Since January 2015 more than 1 million women, men and children fleeing war, persecution, natural disaster and poverty entered or passed through Greece in search of safety and a better life in Europe. We are working in Lesbos island, one of the main entry points to Europe, responding to the urgent needs of people arriving.
Asylum seekers living in squalid conditions
During the latter part of 2015 and early 2016, selective and arbitrary admissions policies were put in place by European countries such as the closure of their borders and the EU–Turkey deal that aims to return to Turkey people seeking safety in Europe. Ever since, people have been stuck on the Greek islands. Even though numbers fluctuate, the “hotspots” have constantly hosted much more people than they should, reaching sometimes up to six times their actual capacity.
Asylum seekers on Lesbos live in squalid conditions and are exposed to violence, including sexual and gender-based violence. One third of the population arriving are children, often without their parents. Due to the chronic shortage of public health workers in the hotspot, children are often wrongly identified as adults and sent to live within the general camp population, unprotected and unsupervised.
“Does the rest of Europe even know that we are here? Do they know that we are more than 200 people in this camp living like this?”
People seeking asylum on the Greek islands have to navigate a complex legal system, with changes occurring on a weekly basis, making it difficult for even the most well-informed within the system to keep track.
For people who are unaware of their rights, suffering from severe trauma, health issues and disabilities, or with limited literacy, it is nearly impossible to navigate in these procedures.
Substandard living conditions and lack of adequate accommodation, medical care and information have heightened people's vulnerability, depression and uncertainty. While waiting for their asylum claim to be processed, or trying to reach family elsewhere in the European Union, people are left with little information about their rights, legal options and prospects.
Oxfam started operating in Greece in October 2015, through a humanitarian intervention providing clean water, sanitation, food and non-food items, as the situation for people arriving irregularly from Turkey rapidly increased.
From April 2020, Oxfam is working with and through the Greek Council for Refugees (GCR). Through this partnership, we ensure direct protection and legal aid services to asylum seekers on Lesbos. Together, we also advocate for better living conditions and upholding the human rights of asylum seekers.

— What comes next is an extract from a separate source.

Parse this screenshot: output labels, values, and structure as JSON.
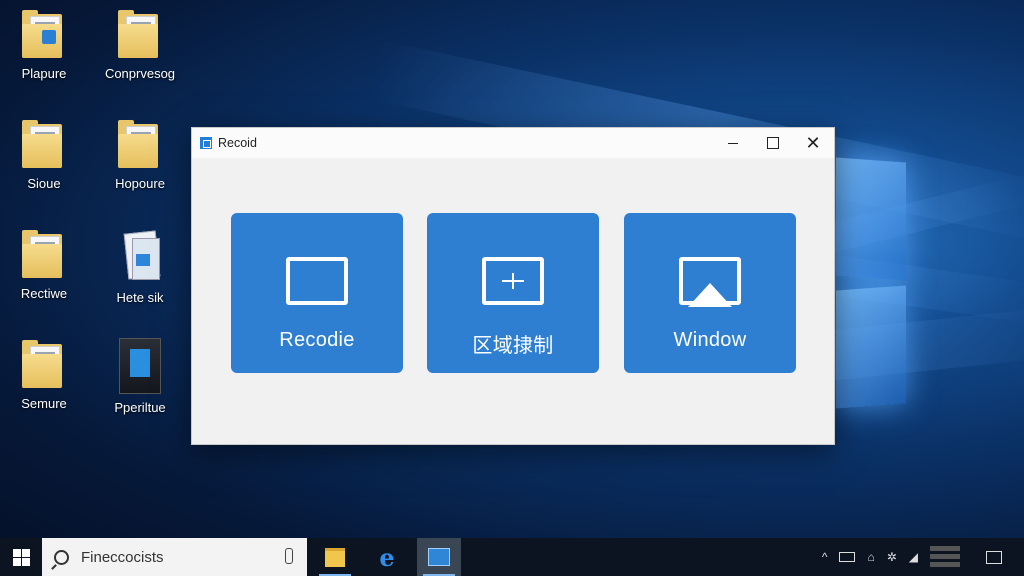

The work in Greece is part of Oxfam’s wider migration program across Europe, which challenges how European governments are currently responding to irregular migration. Through our program, we present alternatives to the current system and advocate for relocating asylum seekers where necessary in order to uphold their human rights.
Oxfam's campaigning work
Oxfam is calling on Greece, with the support of other EU Governments and the European Commission, to:
- End the geographical restriction that prevents asylum seekers from leaving the Greek islands and results in overcrowding and deteriorating living conditions.
- Increase long-term reception and accommodation capacity and services on the mainland to evacuate the overcrowded “hotspots”.
- Urgently deploy additional expert staff in the reception and identification centres (RICs) on the islands, including doctors, psychologists, child psychologists and cultural mediators, to ensure that all people seeking asylum receive adequate medical and psychosocial treatment upon arrival, and that all vulnerable people are identified as such.
- Support enough lawyers to provide free legal assistance to asylum seekers on the islands by hiring state-funded lawyers and funding legal aid organisations and NGOs already providing legal information and assistance to asylum seekers.
Oxfam is calling on EU Governments to:
- Share responsibility with Greece for receiving and welcoming asylum seekers to Europe. In the short-term, this can be done through temporary arrangements with Greece to relocate and host asylum seekers in other EU countries.